These dogs were Persian aristocrats and their owners know it, prepared to devote money, time, relationships and attention to these creatures from another culture. Reminders of other places, other cultures, other times: cultural data inscribed in every line of their wonderful bodies. These dogs were from the stuff of legend – amid the paraphernalia of the everyday they appear as strange as might a man in lightweight Ottoman hunting armour. And yet here they were as pets.

Questions about how much the owners knew about the cultures that had originally refined the breeds drifted in and out of my head. I passed the wonderful, compact, panda-like contours of the Akita Inus and thought how well they seemed to fit with the place and purpose from which they had originated. Aloof as the sighthounds, but stockier, focused, unrelentingly strong-willed, these were thick-coated aggressors bred to bring down the really solid prey – boars, elk, even Asian black bears. They looked so wonderfully Japanese, regal in a nonplussed Japanese kind of way. I couldn't work out whether I imposed this on the animals, or whether it came through the forms themselves. I wondered again how the owners felt about cultural diversity.

Lots of booths were empty, but on the third turn of the labyrinth of the pavilion, just before the exit, I watched a large smudgy woman grooming the fur of an outstandingly sure-footed little dog into bows and carefully arranged moustaches. I made a horrible mistake. People who compete at such events must get sick of the ignorant though adoring public, and I can't blame the breeder for almost reducing me to dust with the brevity and simmer of her response. Admiringly, I asked her if the little animal was a Skye Terrier. 'She's a Lhasa Apso [you retard],' she hissed. In her skilfully aimed, truncated response it was obvious that the woman could not believe that a little animal which had been engineered in the magnificent high deserts of Tibet by generations of Buddhist monks could be confused with anything else.

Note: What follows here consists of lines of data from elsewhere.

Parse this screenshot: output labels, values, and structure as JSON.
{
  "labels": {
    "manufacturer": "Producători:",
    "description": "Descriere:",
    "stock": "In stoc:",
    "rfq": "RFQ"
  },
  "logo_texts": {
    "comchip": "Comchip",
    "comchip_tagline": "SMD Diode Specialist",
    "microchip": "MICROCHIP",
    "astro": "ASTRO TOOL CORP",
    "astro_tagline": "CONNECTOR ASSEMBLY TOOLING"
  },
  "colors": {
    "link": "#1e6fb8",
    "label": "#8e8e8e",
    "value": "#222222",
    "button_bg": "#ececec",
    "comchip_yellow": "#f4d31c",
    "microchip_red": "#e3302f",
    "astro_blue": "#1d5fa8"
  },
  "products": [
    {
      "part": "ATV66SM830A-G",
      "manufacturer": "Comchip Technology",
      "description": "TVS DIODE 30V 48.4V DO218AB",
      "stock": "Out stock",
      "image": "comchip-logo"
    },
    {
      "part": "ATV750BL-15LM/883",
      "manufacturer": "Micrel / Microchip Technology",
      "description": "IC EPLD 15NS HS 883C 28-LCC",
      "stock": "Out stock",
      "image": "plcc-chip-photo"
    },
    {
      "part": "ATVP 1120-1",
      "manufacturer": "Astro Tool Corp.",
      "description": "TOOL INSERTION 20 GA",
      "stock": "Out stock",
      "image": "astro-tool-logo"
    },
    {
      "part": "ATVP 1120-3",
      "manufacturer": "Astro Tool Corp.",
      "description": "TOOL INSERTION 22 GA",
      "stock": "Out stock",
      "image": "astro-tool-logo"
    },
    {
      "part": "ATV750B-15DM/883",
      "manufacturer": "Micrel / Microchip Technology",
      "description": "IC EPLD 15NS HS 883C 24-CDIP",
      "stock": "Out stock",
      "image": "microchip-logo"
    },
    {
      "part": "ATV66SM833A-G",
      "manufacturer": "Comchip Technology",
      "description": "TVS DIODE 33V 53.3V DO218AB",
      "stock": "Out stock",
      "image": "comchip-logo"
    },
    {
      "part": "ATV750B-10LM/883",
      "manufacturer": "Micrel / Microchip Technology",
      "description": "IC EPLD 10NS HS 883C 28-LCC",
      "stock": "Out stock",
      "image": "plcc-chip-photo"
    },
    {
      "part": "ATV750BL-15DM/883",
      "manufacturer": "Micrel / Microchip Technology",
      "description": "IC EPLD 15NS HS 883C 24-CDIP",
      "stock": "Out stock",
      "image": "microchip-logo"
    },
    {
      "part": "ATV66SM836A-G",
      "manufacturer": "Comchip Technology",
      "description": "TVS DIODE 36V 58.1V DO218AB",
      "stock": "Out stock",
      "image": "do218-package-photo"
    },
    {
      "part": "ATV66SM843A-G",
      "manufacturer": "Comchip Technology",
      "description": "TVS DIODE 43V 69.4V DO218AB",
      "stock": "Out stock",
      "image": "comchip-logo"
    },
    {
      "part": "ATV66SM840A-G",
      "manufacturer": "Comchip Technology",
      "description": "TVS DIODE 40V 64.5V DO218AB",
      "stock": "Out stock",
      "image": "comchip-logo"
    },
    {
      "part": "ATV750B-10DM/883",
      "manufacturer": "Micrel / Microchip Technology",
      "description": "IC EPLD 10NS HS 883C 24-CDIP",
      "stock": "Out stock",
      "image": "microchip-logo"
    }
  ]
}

And she was right. I'd lost my eye, forgotten my history, and had behaved like the enthusiastic amateur I was. I was glad to leave. Outside, in the full glare of an early winter afternoon, the judges were concentrating. The white-coated breeders and handlers were attempting to bring a bevy of Basenjis into order. The Basenjis, true to their breed, gazed in a faraway mode, at things and ideas beyond the incidentals of the competition at Homebush. Their little brows were furrowed in concentration, their little tails curled against their short, strong backs. I had no doubt inner visions took them back to Africa, to the view of the savannah from atop a tree, from a place where wider horizons and longer histories might be dreamed about anew.


From Griffith Review Edition 36: What Is Australia For? © Copyright Griffith University & the author.

Griffith Review